Capital gains are the profits you receive from the sale of some asset. This could be from selling a stock, mutual fund, house, etc. The gain you receive from the sale is considered a taxable event. To understand how much you will be taxed depends on the time frame you hold the investment for as well as your tax bracket. We are going to break this up into short term (investments held for less than 1 year) and long term (investments held for more than 1 year). 

Note: This is for taxable accounts, not tax-sheltered accounts

Short Terms Capital Gains 

Investments that are held and sold within 1 year are taxed based on your ordinary income tax rate which we talked about above (10%, 12%, 22%, 24%. 32%, 35%, or 37%). Let’s keep using the example above and assume he still has an income of $100,000. If he had a short term investment he sold with a gain of $30,000 all you would have to do to figure out his tax liability is add that number to $100,000. He now has a total income of $130,000 resulting in more money being taxed in the 24% tax bracket. 
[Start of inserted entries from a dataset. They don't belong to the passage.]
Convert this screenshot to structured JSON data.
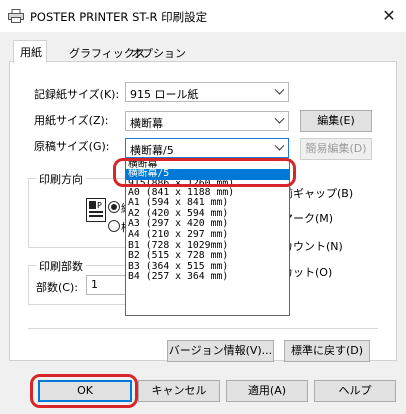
{
  "window": {
    "title": "POSTER PRINTER ST-R 印刷設定",
    "close_glyph": "✕"
  },
  "tabs": [
    {
      "label": "用紙",
      "active": true
    },
    {
      "label": "グラフィックス"
    },
    {
      "label": "オプション"
    }
  ],
  "fields": {
    "record_size_label": "記録紙サイズ(K):",
    "record_size_value": "915 ロール紙",
    "paper_size_label": "用紙サイズ(Z):",
    "paper_size_value": "横断幕",
    "original_size_label": "原稿サイズ(G):",
    "original_size_value": "横断幕/5"
  },
  "buttons": {
    "edit": "編集(E)",
    "simple_edit": "簡易編集(D)",
    "version_info": "バージョン情報(V)...",
    "restore_default": "標準に戻す(D)",
    "ok": "OK",
    "cancel": "キャンセル",
    "apply": "適用(A)",
    "help": "ヘルプ"
  },
  "print_direction": {
    "title": "印刷方向",
    "radio_labels": [
      "縦",
      "横"
    ],
    "selected": 0
  },
  "copies": {
    "title": "印刷部数",
    "label": "部数(C):",
    "value": "1"
  },
  "right_side": {
    "gap_label": "前ギャップ(B)",
    "mark_label": "マーク(M)",
    "count_label": "カウント(N)",
    "cut_label": "カット(O)"
  },
  "dropdown_options": [
    {
      "label": "横断幕",
      "state": "partial"
    },
    {
      "label": "横断幕/5",
      "state": "selected"
    },
    {
      "label": "915(886 × 1260 mm)",
      "state": "partial"
    },
    {
      "label": "A0 (841 x 1188 mm)"
    },
    {
      "label": "A1 (594 x 841 mm)"
    },
    {
      "label": "A2 (420 x 594 mm)"
    },
    {
      "label": "A3 (297 x 420 mm)"
    },
    {
      "label": "A4 (210 x 297 mm)"
    },
    {
      "label": "B1 (728 x 1029mm)"
    },
    {
      "label": "B2 (515 x 728 mm)"
    },
    {
      "label": "B3 (364 x 515 mm)"
    },
    {
      "label": "B4 (257 x 364 mm)"
    }
  ],
  "colors": {
    "accent": "#0078d7",
    "highlight_annotation": "#d7262a"
  }
}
If you are someone in a higher tax bracket, holding investments for a longer period of time can be beneficial since you will be taxed at a lower rate (this will be explained more below). If you are in the 24% tax bracket and sell a short term investment, it could potentially propel you into the 32% tax bracket. This is why financial planning is so important! Many people get themselves in tough situations by not knowing this information and then they are stuck trying to figure out how to afford this hefty tax bill. 

Long Terms Capital Gains 

Long term capital gains come from investments that are held for over a year. They generally come at a lower tax rate than short term capital gains do. In 2020, the long-term capital gains tax rates are either 0%, 15%, or 20% depending on your income. The chart below shows what tax rate you correspond to based on income and how you choose to file your taxes. 

To help explain this further let’s look at an example. Let’s say we have the same person as above who makes $100,000 and is a single filer. Let’s also say he bought an investment for $10,000 5 years ago and just sold it for $30,000 resulting in a gain of $20,000. To figure out what he owes in tax you first have to find his tax rate. Since he makes $100,000 he has a capital gains tax rate of 15%. Then you multiply this number by the gain he received from the sale ($20,000) resulting in $3,000 of tax. It’s pretty simple to figure out once you know what to do. 

Tax Treatment For Each Type Of Investment Account 

Hopefully from this post, you have a little better understanding of how you are taxed and how important planning is for minimizing taxes over your lifetime.

Disclaimer: Nothing on this blog should be considered advice, or recommendations. If you have questions pertaining to your individual situation you should consult your financial advisor. For all of the disclaimers, please see my disclaimers page.